The answer is clear – upwards. It all begins with the perfectly simple willingness to love the divine – from this emerge the willingness to trust it and to follow it. For many, even this will be difficult to digest for reasons that we touched on above. That difficulty is the first test. The obstacles to the acknowledgement of the supra-physical and spiritual that the modern world erects are the skin of the first grapes to be burst beneath your heel, and the young sweet juices that come gushing out will be the fuel for the entire rest of the fermentation process.
The process from there is still long, but the inertia is established. To preserve that momentum requires practice, contemplation, self-control, self-knowledge, and prayer, which are the next rungs of your ladder. For now, I can give you at least this much – the Gods are beautiful, and their beauty is the lynchpin of their entire cosmos. There is an idea today that beauty is in the eye of the beholder, but this idea is quite limited; beauty is beauty no matter what, our ability to appreciate it is what’s conditioned. Our ability to appreciate it is where the narrative microbiome comes in; think of a child who resents broccoli. As they mature, if they heed their parents, they will continue to eat it because they trust that it is healthy, and as they continue to eat it they will acquire a taste for it because their palate and their awareness has expanded to accept the bitter vegetable’s taste and, more importantly, its effects on the rest of their organism. Likewise there is a mystery and an uncanniness and a brutality to the cosmos. As your awareness expands, itself a vine being stamped by the tumult of life, if you can but trust that above and beneath and beyond it all is One Good and its divine stewards, then its infinite beauty, indeed the form of Beauty itself, will become slowly apparent to you. Furthermore, your own awareness of its presence will become like a fire about your head that pulls everything else around you into harmony with the gravity of a God, lashing out like solar flares to ignite your friends and sons and daughters with the miraculous self-motion by which the Augean stables are flushed, the Hydra’s heads are crushed, and Hebe is wedded.
We cannot know his legendary head
with eyes like ripening fruit. And yet his torso
is still suffused with brilliance from inside,
like a lamp, in which his gaze, now turned to low,
gleams in all its power.
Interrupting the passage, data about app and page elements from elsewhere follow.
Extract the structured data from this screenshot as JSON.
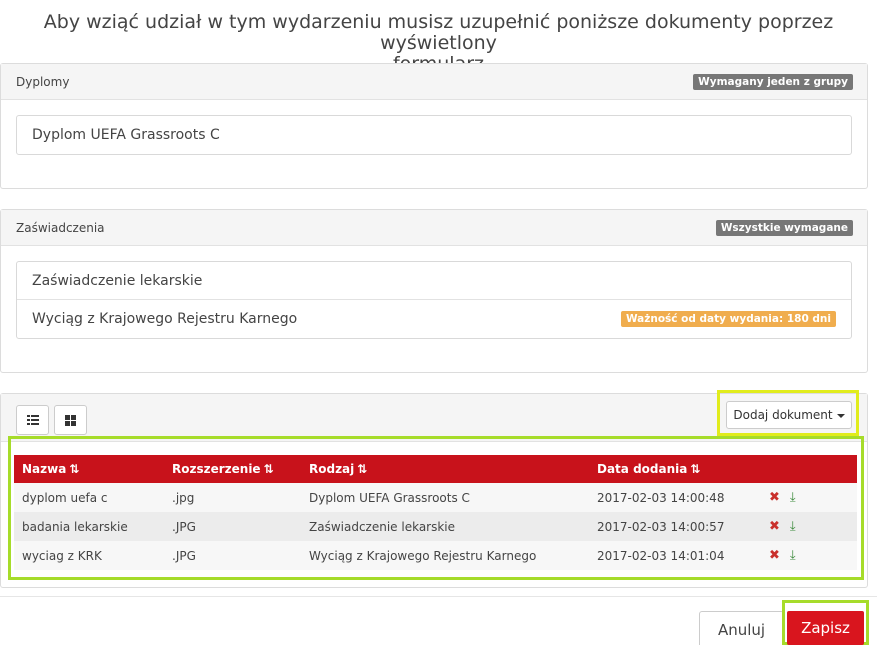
{
  "header": {
    "line1": "Aby wziąć udział w tym wydarzeniu musisz uzupełnić poniższe dokumenty poprzez wyświetlony",
    "line2": "formularz"
  },
  "diplomas": {
    "title": "Dyplomy",
    "badge": "Wymagany jeden z grupy",
    "items": [
      {
        "label": "Dyplom UEFA Grassroots C"
      }
    ]
  },
  "certificates": {
    "title": "Zaświadczenia",
    "badge": "Wszystkie wymagane",
    "items": [
      {
        "label": "Zaświadczenie lekarskie"
      },
      {
        "label": "Wyciąg z Krajowego Rejestru Karnego",
        "validity": "Ważność od daty wydania: 180 dni"
      }
    ]
  },
  "files": {
    "add_document_label": "Dodaj dokument",
    "columns": [
      "Nazwa",
      "Rozszerzenie",
      "Rodzaj",
      "Data dodania"
    ],
    "sort_glyph": "⇅",
    "rows": [
      {
        "name": "dyplom uefa c",
        "ext": ".jpg",
        "type": "Dyplom UEFA Grassroots C",
        "date": "2017-02-03 14:00:48"
      },
      {
        "name": "badania lekarskie",
        "ext": ".JPG",
        "type": "Zaświadczenie lekarskie",
        "date": "2017-02-03 14:00:57"
      },
      {
        "name": "wyciag z KRK",
        "ext": ".JPG",
        "type": "Wyciąg z Krajowego Rejestru Karnego",
        "date": "2017-02-03 14:01:04"
      }
    ],
    "delete_glyph": "✖",
    "download_glyph": "⤓"
  },
  "footer": {
    "cancel_label": "Anuluj",
    "save_label": "Zapisz"
  },
  "colors": {
    "table_header": "#c8121b",
    "save_button": "#d9151e",
    "highlight_green": "#a6dc2a",
    "highlight_yellow": "#e1ec1c",
    "validity_badge": "#f0ad4e"
  }
}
Otherwise
the curved breast could not dazzle you so, nor could
a smile run through the placid hips and thighs
to that dark center where procreation flared.
Otherwise this stone would seem defaced
beneath the translucent cascade of the shoulders
and would not glisten like a wild beast’s fur:
would not, from all the corners of itself,
burst like a star: for here there is no place
that does not see you. You must change your life.
– Rainer Maria Rilke, Archaic Torso of Apollo (Mitchell Translation)